#### Aim of the exercise:
Search the records below for the string "JSON" and copy each line where it turns up.

(Excerpts from an interface dataset)
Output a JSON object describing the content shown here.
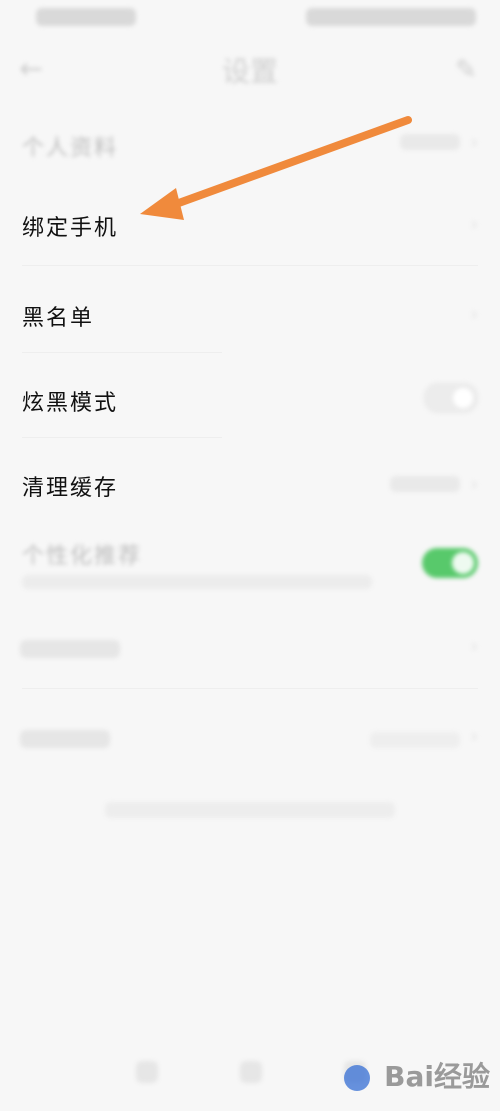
{
  "header": {
    "title": "设置"
  },
  "rows": [
    {
      "label": "个人资料",
      "faded": true
    },
    {
      "label": "绑定手机"
    },
    {
      "label": "黑名单"
    },
    {
      "label": "炫黑模式"
    },
    {
      "label": "清理缓存"
    },
    {
      "label": "个性化推荐",
      "faded": true
    }
  ],
  "watermark": "Bai经验",
  "colors": {
    "arrow": "#f08a3c",
    "toggle_on": "#58c96b",
    "background": "#f7f7f7"
  }
}
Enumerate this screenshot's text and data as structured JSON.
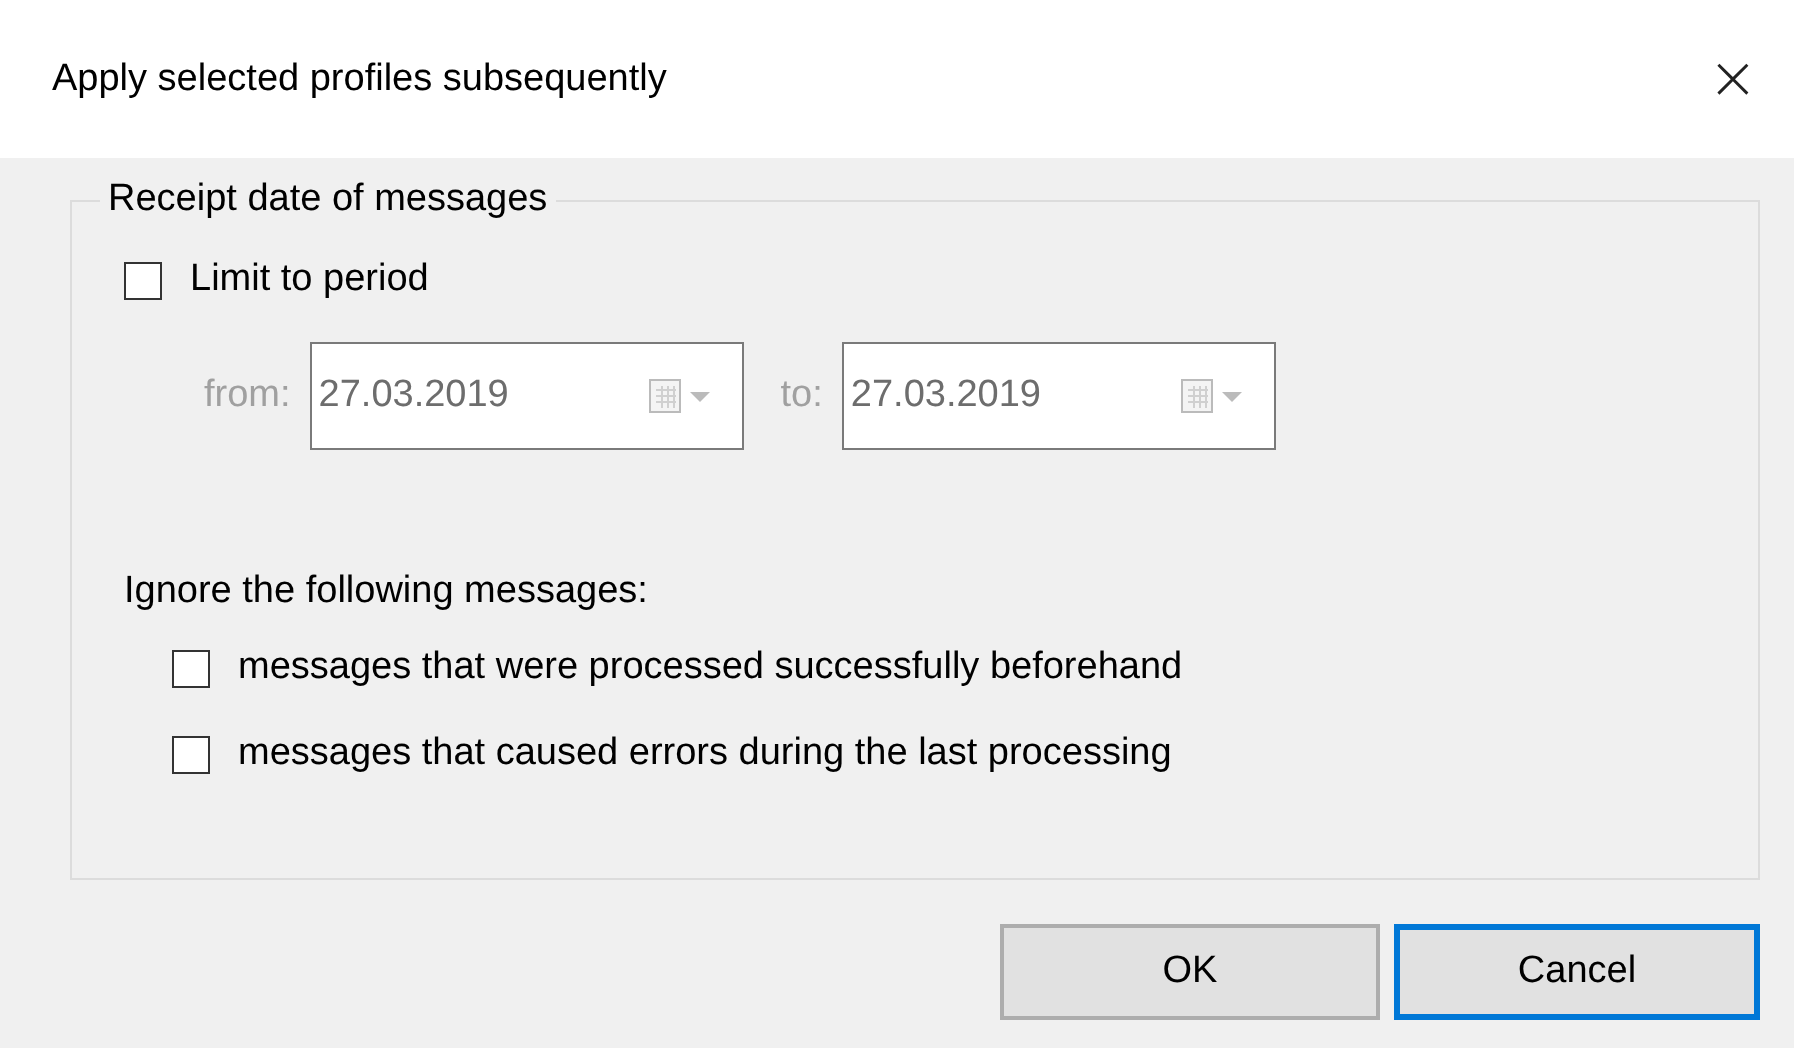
{
  "window": {
    "title": "Apply selected profiles subsequently",
    "close": "×"
  },
  "group": {
    "legend": "Receipt date of messages",
    "limit": {
      "label": "Limit to period",
      "checked": false
    },
    "dates": [
      {
        "label": "from:",
        "value": "27.03.2019",
        "disabled": true
      },
      {
        "label": "to:",
        "value": "27.03.2019",
        "disabled": true
      }
    ],
    "ignore_label": "Ignore the following messages:",
    "ignore_options": [
      {
        "label": "messages that were processed successfully beforehand",
        "checked": false
      },
      {
        "label": "messages that caused errors during the last processing",
        "checked": false
      }
    ]
  },
  "buttons": [
    {
      "label": "OK",
      "focused": false
    },
    {
      "label": "Cancel",
      "focused": true
    }
  ]
}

#### Output below:
Output a JSON object describing the content shown here.
Enumerate this screenshot's text and data as structured JSON.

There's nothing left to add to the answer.